Bombardier by malumenezes
Classic submarine revival with a touch of cuteness.
More Shooting Games
Armor Hero - The Big Rescue
Some children was kidnapped by monsters. The Armored Warriors will defeat those monsters through all the hardships to save the children.
A and D to move left or right. W to jump. S to crouch down. Left click to shoot. Aim with mouse. Number 1, 2, 3, 4 key or mouse wheel to switch weapons. P to pause the game.
Compete as mediaval archer and try to shoot as close to the bulls eye as possible.
Armored Warrior destroys monsters while flying. Destroy all monsters that threaten the peace of Earth.
Mouse to move, left button to unleash lightwave, Space to launch bomb.
It's a simple and fun plane shooting game with upgrading system!Have fun with it!
The Battle of Midway (Japanese: ミッドウェー海戦) is widely regarded as the most important
naval battle of the Pacific Campaign of World War II. Between 4 and 7 June 1942,
approximately one month after the Battle of the Coral Sea and six months after Japan's attack on
Pearl Harbor, the United States Navy decisively defeated an Imperial Japanese Navy (IJN) attack
against Midway Atoll, inflicting irreparable damage on the Japanese.
The Japanese operation, like the earlier attack on Pearl Harbor, aimed to eliminate the United
States as a strategic power in the Pacific, thereby giving Japan a free hand in establishing its
Greater East Asia Co-Prosperity Sphere. It was hoped another demoralizing defeat would force
the U.S. to negotiate an end to the Pacific War on conditions favorable to Japan.
The Japanese plan was to lure the United States' few remaining aircraft carriers into a trap. The
Japanese also intended to occupy Midway Atoll as part of an overall plan to extend their defensive
perimeter in response to the Doolittle Raid.

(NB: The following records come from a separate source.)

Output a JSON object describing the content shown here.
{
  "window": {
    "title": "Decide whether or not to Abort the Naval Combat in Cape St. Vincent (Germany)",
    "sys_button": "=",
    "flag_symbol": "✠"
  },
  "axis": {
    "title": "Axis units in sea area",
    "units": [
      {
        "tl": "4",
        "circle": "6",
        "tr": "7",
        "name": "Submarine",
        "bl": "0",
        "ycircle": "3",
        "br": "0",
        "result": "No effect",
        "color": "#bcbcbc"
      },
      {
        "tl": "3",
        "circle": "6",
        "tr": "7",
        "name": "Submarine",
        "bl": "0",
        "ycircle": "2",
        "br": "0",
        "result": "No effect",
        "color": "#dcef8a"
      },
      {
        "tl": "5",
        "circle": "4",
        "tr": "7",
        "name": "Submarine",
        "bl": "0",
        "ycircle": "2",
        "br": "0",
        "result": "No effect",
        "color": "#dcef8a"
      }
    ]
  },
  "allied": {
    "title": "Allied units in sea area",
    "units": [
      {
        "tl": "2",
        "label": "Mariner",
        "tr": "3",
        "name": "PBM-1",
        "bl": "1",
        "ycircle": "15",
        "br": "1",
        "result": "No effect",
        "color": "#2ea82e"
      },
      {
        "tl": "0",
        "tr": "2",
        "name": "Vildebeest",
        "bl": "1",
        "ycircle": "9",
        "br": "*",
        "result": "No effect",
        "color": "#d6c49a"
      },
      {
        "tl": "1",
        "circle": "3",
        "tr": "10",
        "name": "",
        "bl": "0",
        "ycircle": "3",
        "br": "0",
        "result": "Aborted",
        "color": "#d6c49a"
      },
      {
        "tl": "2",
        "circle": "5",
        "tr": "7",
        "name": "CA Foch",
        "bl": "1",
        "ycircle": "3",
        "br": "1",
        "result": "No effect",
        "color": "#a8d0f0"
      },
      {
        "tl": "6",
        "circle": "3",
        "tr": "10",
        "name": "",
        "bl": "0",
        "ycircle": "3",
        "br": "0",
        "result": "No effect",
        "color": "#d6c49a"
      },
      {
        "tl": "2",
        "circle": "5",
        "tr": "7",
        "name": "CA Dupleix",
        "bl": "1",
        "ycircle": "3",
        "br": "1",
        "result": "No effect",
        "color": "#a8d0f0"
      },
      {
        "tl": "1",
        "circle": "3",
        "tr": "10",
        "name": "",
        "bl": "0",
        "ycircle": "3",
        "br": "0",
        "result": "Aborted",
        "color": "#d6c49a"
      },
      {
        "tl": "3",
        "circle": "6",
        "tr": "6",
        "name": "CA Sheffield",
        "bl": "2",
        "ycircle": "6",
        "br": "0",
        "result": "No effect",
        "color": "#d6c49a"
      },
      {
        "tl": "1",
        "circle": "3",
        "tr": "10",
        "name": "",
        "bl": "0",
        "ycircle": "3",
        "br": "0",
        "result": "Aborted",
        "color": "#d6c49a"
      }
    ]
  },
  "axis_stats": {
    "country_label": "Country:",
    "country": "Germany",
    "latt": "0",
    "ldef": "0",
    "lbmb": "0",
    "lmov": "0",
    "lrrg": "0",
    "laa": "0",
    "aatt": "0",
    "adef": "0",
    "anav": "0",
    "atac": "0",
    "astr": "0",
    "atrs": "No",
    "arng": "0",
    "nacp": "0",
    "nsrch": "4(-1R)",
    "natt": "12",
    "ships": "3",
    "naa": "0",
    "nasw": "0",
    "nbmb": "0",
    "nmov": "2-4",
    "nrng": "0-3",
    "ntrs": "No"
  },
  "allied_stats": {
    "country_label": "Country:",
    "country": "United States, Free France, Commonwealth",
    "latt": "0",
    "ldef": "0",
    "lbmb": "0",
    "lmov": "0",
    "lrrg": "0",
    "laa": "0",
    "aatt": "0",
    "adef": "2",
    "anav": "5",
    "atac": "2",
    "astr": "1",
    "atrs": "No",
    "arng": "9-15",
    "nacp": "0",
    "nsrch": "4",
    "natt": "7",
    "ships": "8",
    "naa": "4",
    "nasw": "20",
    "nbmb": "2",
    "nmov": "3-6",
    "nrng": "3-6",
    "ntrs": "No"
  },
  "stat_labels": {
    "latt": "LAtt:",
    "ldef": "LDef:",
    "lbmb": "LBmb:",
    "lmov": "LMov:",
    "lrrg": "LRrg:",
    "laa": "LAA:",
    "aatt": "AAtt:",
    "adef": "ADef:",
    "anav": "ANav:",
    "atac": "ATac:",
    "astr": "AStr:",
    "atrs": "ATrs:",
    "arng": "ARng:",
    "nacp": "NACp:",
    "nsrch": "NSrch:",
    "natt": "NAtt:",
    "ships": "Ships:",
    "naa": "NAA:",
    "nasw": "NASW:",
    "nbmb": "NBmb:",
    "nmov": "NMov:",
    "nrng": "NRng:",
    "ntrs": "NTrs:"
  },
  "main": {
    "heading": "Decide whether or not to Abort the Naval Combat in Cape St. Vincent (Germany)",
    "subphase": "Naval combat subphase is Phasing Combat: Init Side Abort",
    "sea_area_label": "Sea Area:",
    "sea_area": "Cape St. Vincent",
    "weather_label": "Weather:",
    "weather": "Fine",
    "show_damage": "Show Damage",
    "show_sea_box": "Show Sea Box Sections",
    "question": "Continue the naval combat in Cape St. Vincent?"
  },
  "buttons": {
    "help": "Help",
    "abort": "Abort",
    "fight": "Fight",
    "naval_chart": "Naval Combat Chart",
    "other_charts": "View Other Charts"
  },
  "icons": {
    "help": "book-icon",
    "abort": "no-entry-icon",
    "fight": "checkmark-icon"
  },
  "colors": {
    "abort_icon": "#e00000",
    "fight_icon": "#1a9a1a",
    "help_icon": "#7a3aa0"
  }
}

This operation was considered preparatory for further
attacks against Fiji and Samoa.
The plan was handicapped by faulty Japanese assumptions of American reaction and poor initial
dispositions. Most significantly, American codebreakers were able to determine the date and
location of the attack, enabling the forewarned U.S. Navy to set up an ambush of its own. Four
Japanese aircraft carriers and a heavy cruiser were sunk in exchange for one American aircraft
carrier and a destroyer. The heavy losses in carriers and aircrews permanently weakened the
Imperial Japanese Navy. Japan's shipbuilding and pilot training programs were unable to keep
pace in replacing their losses, while the U.S. steadily increased output in both areas.